Resource investment is also there – I see the growing team sitting behind the programme and the way in which they are leaning on organisations like ours to get it right the first time. I see the financial investment sitting behind the programme, and more will be released on that.

When it comes to the sourcing of the brands, they vary hugely in scale and growth stages. From one-man-bands like Jamaica Rum Vibes, to fairly established Tesco suppliers like Crosta & Mollica, programme participants span multiple categories and need states, and there is a clear DEI strategy too.

Even with that, you could see the golden thread of sourcing leading back to Tesco’s pillars: customer, communities and planet.

So, we have ticks against sponsorship, investment and thoughtful sourcing.
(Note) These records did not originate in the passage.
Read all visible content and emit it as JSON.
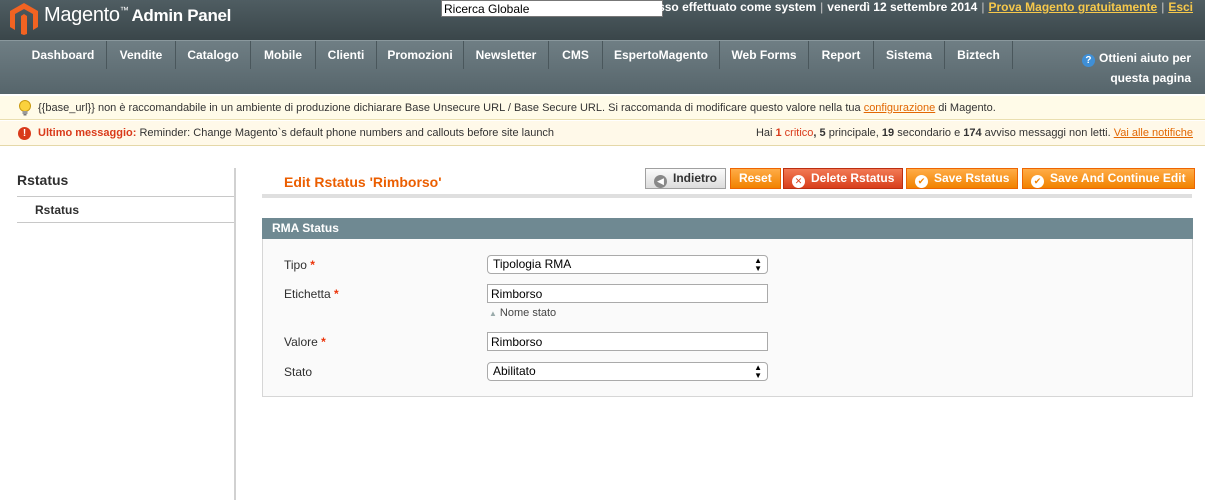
{
  "header": {
    "logo_word": "Magento",
    "logo_tm": "™",
    "logo_suffix": "Admin Panel",
    "search_value": "Ricerca Globale",
    "logged_in": "Accesso effettuato come system",
    "date": "venerdì 12 settembre 2014",
    "try_link": "Prova Magento gratuitamente",
    "logout": "Esci"
  },
  "nav": {
    "items": [
      "Dashboard",
      "Vendite",
      "Catalogo",
      "Mobile",
      "Clienti",
      "Promozioni",
      "Newsletter",
      "CMS",
      "EspertoMagento",
      "Web Forms",
      "Report",
      "Sistema",
      "Biztech"
    ],
    "help": "Ottieni aiuto per questa pagina"
  },
  "notices": {
    "base_url_text": "{{base_url}} non è raccomandabile in un ambiente di produzione dichiarare Base Unsecure URL / Base Secure URL. Si raccomanda di modificare questo valore nella tua ",
    "base_url_link": "configurazione",
    "base_url_suffix": " di Magento.",
    "last_label": "Ultimo messaggio:",
    "last_text": " Reminder: Change Magento`s default phone numbers and callouts before site launch",
    "summary_pre": "Hai ",
    "critical_count": "1",
    "critical_label": " critico",
    "major": ", 5",
    "major_label": " principale, ",
    "minor": "19",
    "minor_label": " secondario e ",
    "notice_count": "174",
    "notice_label": " avviso messaggi non letti. ",
    "all_link": "Vai alle notifiche"
  },
  "sidebar": {
    "title": "Rstatus",
    "tab": "Rstatus"
  },
  "content": {
    "title": "Edit Rstatus 'Rimborso'",
    "buttons": {
      "back": "Indietro",
      "reset": "Reset",
      "delete": "Delete Rstatus",
      "save": "Save Rstatus",
      "save_continue": "Save And Continue Edit"
    }
  },
  "form": {
    "legend": "RMA Status",
    "tipo_label": "Tipo",
    "tipo_value": "Tipologia RMA",
    "etichetta_label": "Etichetta",
    "etichetta_value": "Rimborso",
    "etichetta_hint": "Nome stato",
    "valore_label": "Valore",
    "valore_value": "Rimborso",
    "stato_label": "Stato",
    "stato_value": "Abilitato",
    "required_mark": "*"
  },
  "colors": {
    "accent_orange": "#eb5e00",
    "header_bg": "#3a464a",
    "nav_bg": "#5e6d73",
    "fieldset_head": "#6f8992"
  }
}
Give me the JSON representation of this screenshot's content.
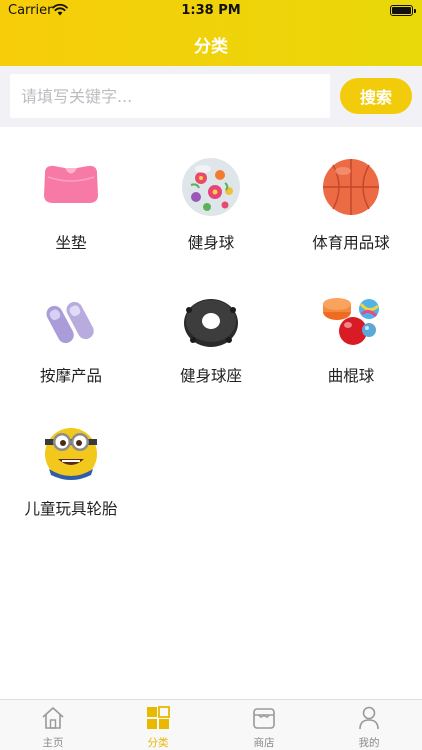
{
  "status_bar": {
    "carrier": "Carrier",
    "time": "1:38 PM"
  },
  "header": {
    "title": "分类"
  },
  "search": {
    "placeholder": "请填写关键字...",
    "button_label": "搜索"
  },
  "categories": [
    {
      "label": "坐垫",
      "icon": "cushion-icon"
    },
    {
      "label": "健身球",
      "icon": "floral-ball-icon"
    },
    {
      "label": "体育用品球",
      "icon": "basketball-icon"
    },
    {
      "label": "按摩产品",
      "icon": "massage-slippers-icon"
    },
    {
      "label": "健身球座",
      "icon": "ball-base-icon"
    },
    {
      "label": "曲棍球",
      "icon": "hockey-balls-icon"
    },
    {
      "label": "儿童玩具轮胎",
      "icon": "minion-toy-icon"
    }
  ],
  "tabbar": {
    "active_color": "#e9b800",
    "inactive_color": "#8a8a8a",
    "tabs": [
      {
        "label": "主页",
        "icon": "home-icon"
      },
      {
        "label": "分类",
        "icon": "category-grid-icon"
      },
      {
        "label": "商店",
        "icon": "store-icon"
      },
      {
        "label": "我的",
        "icon": "profile-icon"
      }
    ]
  }
}
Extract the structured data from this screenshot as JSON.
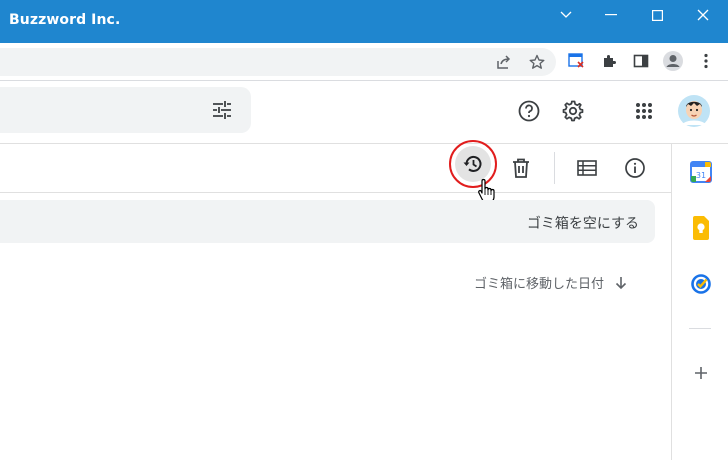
{
  "window": {
    "title": "Buzzword Inc."
  },
  "actions": {
    "restore_tooltip": "",
    "delete_tooltip": ""
  },
  "trash": {
    "empty_label": "ゴミ箱を空にする",
    "sort_label": "ゴミ箱に移動した日付"
  },
  "side_panel": {
    "calendar_day": "31",
    "items": [
      "calendar-icon",
      "keep-icon",
      "tasks-icon",
      "add-icon"
    ]
  },
  "colors": {
    "titlebar": "#1f86cf",
    "highlight_ring": "#e11d1d",
    "surface": "#f1f3f4"
  }
}
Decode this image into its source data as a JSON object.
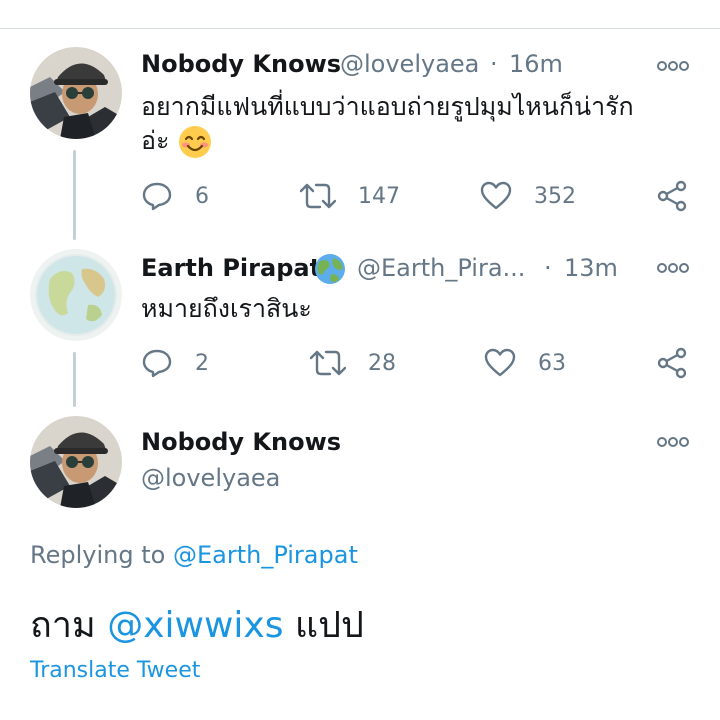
{
  "tweet1": {
    "name": "Nobody Knows",
    "handle": "@lovelyaea",
    "sep": "·",
    "time": "16m",
    "text_line1": "อยากมีแฟนที่แบบว่าแอบถ่ายรูปมุมไหนก็น่ารัก",
    "text_line2": "อ่ะ",
    "emoji_icon": "smiling-face-icon",
    "replies": "6",
    "retweets": "147",
    "likes": "352"
  },
  "tweet2": {
    "name": "Earth Pirapat",
    "badge_icon": "globe-icon",
    "handle": "@Earth_Pira...",
    "sep": "·",
    "time": "13m",
    "text": "หมายถึงเราสินะ",
    "replies": "2",
    "retweets": "28",
    "likes": "63"
  },
  "main_tweet": {
    "name": "Nobody Knows",
    "handle": "@lovelyaea",
    "replying_prefix": "Replying to",
    "replying_to": "@Earth_Pirapat",
    "text_start": "ถาม",
    "mention": "@xiwwixs",
    "text_end": "แปป",
    "translate": "Translate Tweet"
  },
  "colors": {
    "link": "#1b95e0",
    "secondary_text": "#657786",
    "thread_line": "#c4cfd6"
  }
}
Now the devil is in the detail: how it comes to life in store, how the brands retain priority in the context of a wall of investment coming from big fmcg, the package of support for the brands, and much more. The tricky bit now for the Tesco team is to adopt the challenger mindset themselves, and adapt to the needs of a new supplier base. From what I see, they are up for it.

On the flip side, the brands will need to invest to seize this opportunity and ensure they are set up to scale. For all, it’s about keeping momentum so the programme gathers its own pace.

At YF, we are celebrating the biggest retailer in the country seriously backing the innovation agenda we work hard to drive. As partners also close to the Waitrose and Ocado teams on their strategies, we are confident the market is moving at pace in the right direction and we welcome seeing news from Sainsbury’s, Asda and Morrisons this year.

After a challenging few years of trading, with lost confidence from both retailers and investors looking at the challenger fmcg space, this is the bellwether the industry needed. It reminds everyone that, through cost pressures and recessions, through supply chain challenges, through consumer confidence lapses and price sensitivities, shoppers do come first. And they still want to be inspired. They still want new products. They still want to reduce their impact, eat healthier and look after themselves.

That means for retailers and investors, there is still an eye-watering profit opportunity if they give consumers what they want by backing the right horses in the new brand space.

The value equation is unquestionable and we are delighted that Tesco is recognising that.